### Information provided

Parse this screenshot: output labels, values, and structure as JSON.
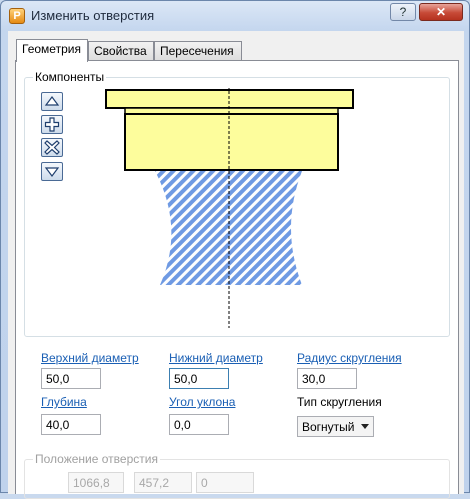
{
  "window": {
    "icon_letter": "P",
    "title": "Изменить отверстия",
    "help_label": "?",
    "close_label": "✕"
  },
  "tabs": [
    {
      "label": "Геометрия",
      "active": true
    },
    {
      "label": "Свойства",
      "active": false
    },
    {
      "label": "Пересечения",
      "active": false
    }
  ],
  "components": {
    "group_label": "Компоненты",
    "buttons": [
      {
        "icon": "arrow-up-icon"
      },
      {
        "icon": "add-icon"
      },
      {
        "icon": "remove-icon"
      },
      {
        "icon": "arrow-down-icon"
      }
    ]
  },
  "fields": {
    "top_diameter": {
      "label": "Верхний диаметр",
      "value": "50,0"
    },
    "bottom_diameter": {
      "label": "Нижний диаметр",
      "value": "50,0"
    },
    "fillet_radius": {
      "label": "Радиус скругления",
      "value": "30,0"
    },
    "depth": {
      "label": "Глубина",
      "value": "40,0"
    },
    "draft_angle": {
      "label": "Угол уклона",
      "value": "0,0"
    },
    "fillet_type": {
      "label": "Тип скругления",
      "value": "Вогнутый"
    }
  },
  "position": {
    "group_label": "Положение отверстия",
    "x": "1066,8",
    "y": "457,2",
    "z": "0"
  },
  "colors": {
    "accent": "#1a5fb4",
    "hole_yellow": "#fdfd9c",
    "hatch_blue": "#6f9ae3"
  }
}
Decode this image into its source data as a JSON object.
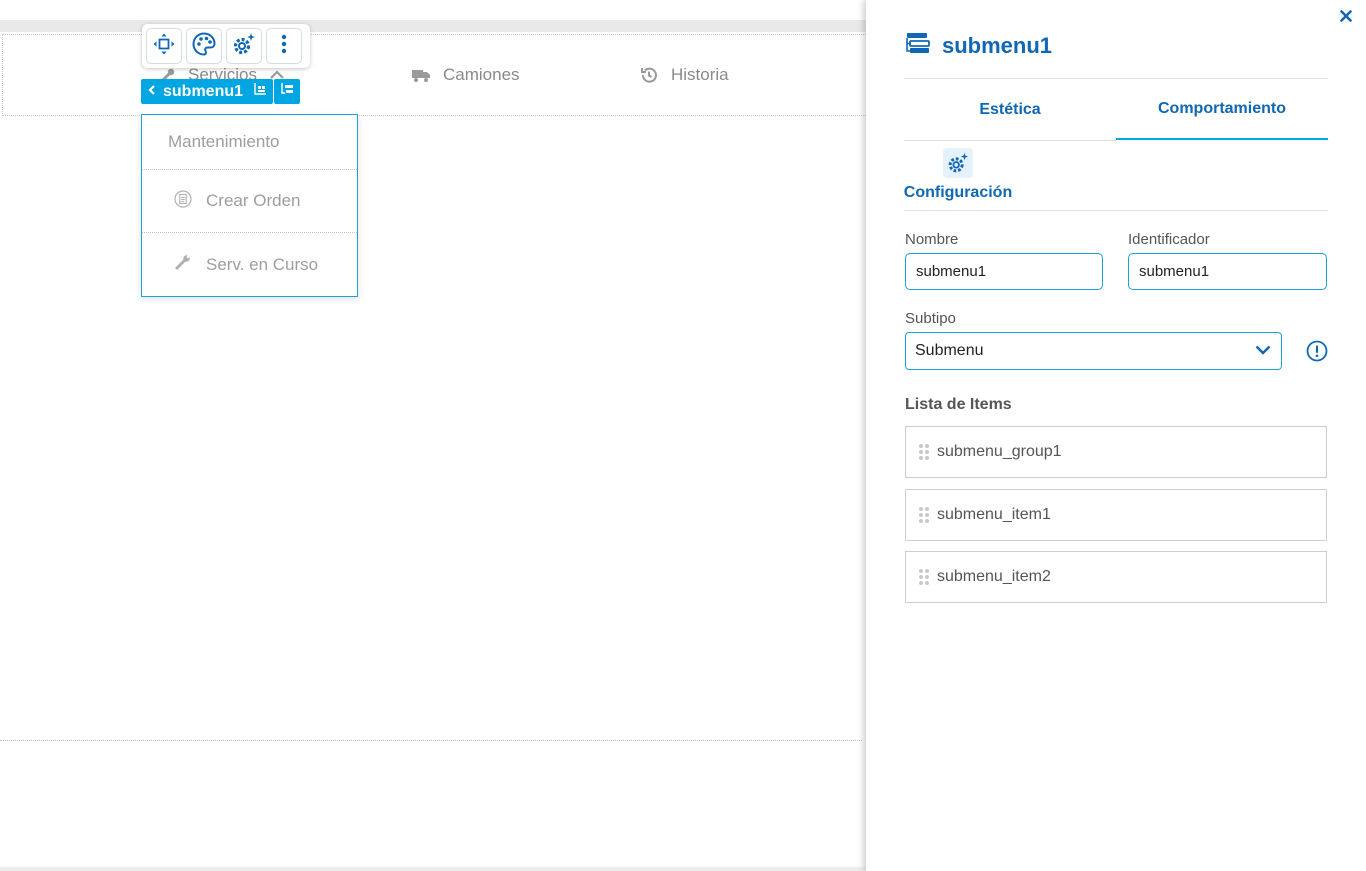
{
  "canvas": {
    "nav": {
      "servicios": "Servicios",
      "camiones": "Camiones",
      "historia": "Historia"
    },
    "selection_tag": {
      "label": "submenu1"
    },
    "submenu": {
      "group_label": "Mantenimiento",
      "items": [
        {
          "label": "Crear Orden",
          "icon": "document-icon"
        },
        {
          "label": "Serv. en Curso",
          "icon": "wrench-icon"
        }
      ]
    }
  },
  "panel": {
    "title": "submenu1",
    "tabs": [
      {
        "label": "Estética",
        "active": false
      },
      {
        "label": "Comportamiento",
        "active": true
      }
    ],
    "config_label": "Configuración",
    "fields": {
      "nombre": {
        "label": "Nombre",
        "value": "submenu1"
      },
      "identificador": {
        "label": "Identificador",
        "value": "submenu1"
      },
      "subtipo": {
        "label": "Subtipo",
        "value": "Submenu"
      }
    },
    "list_title": "Lista de Items",
    "list_items": [
      "submenu_group1",
      "submenu_item1",
      "submenu_item2"
    ]
  },
  "colors": {
    "accent": "#00a6e2",
    "brand_blue": "#1067b3",
    "muted_text": "#9e9e9e"
  }
}
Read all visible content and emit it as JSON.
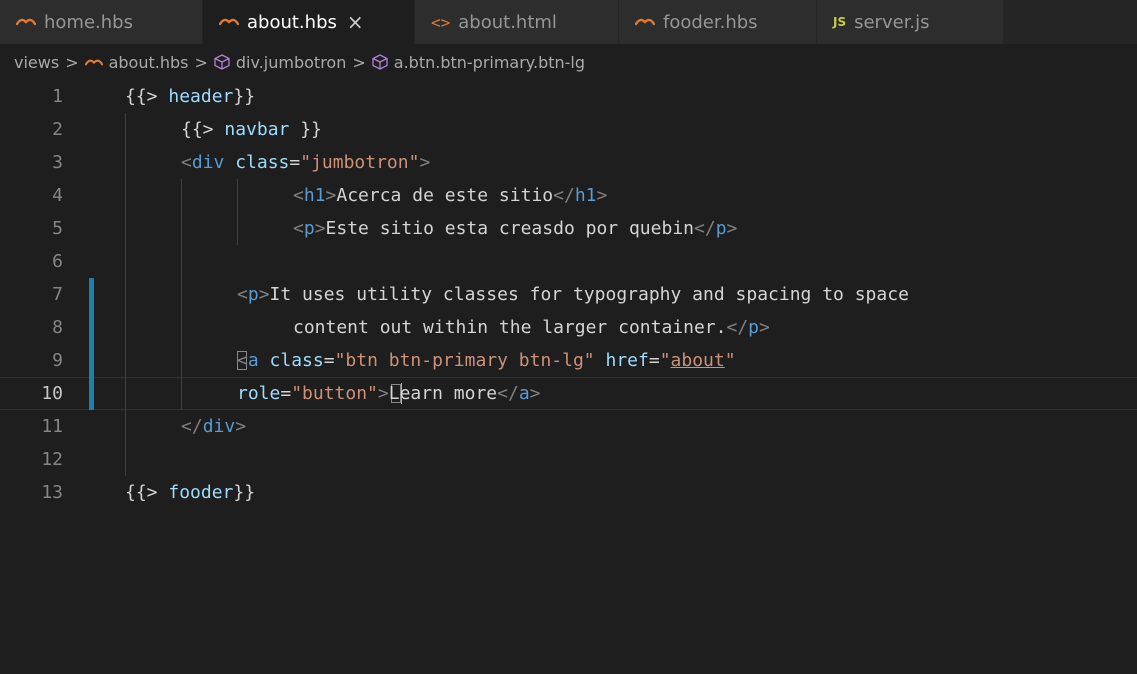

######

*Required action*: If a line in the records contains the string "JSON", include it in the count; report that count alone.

*Output for this exercise*: 3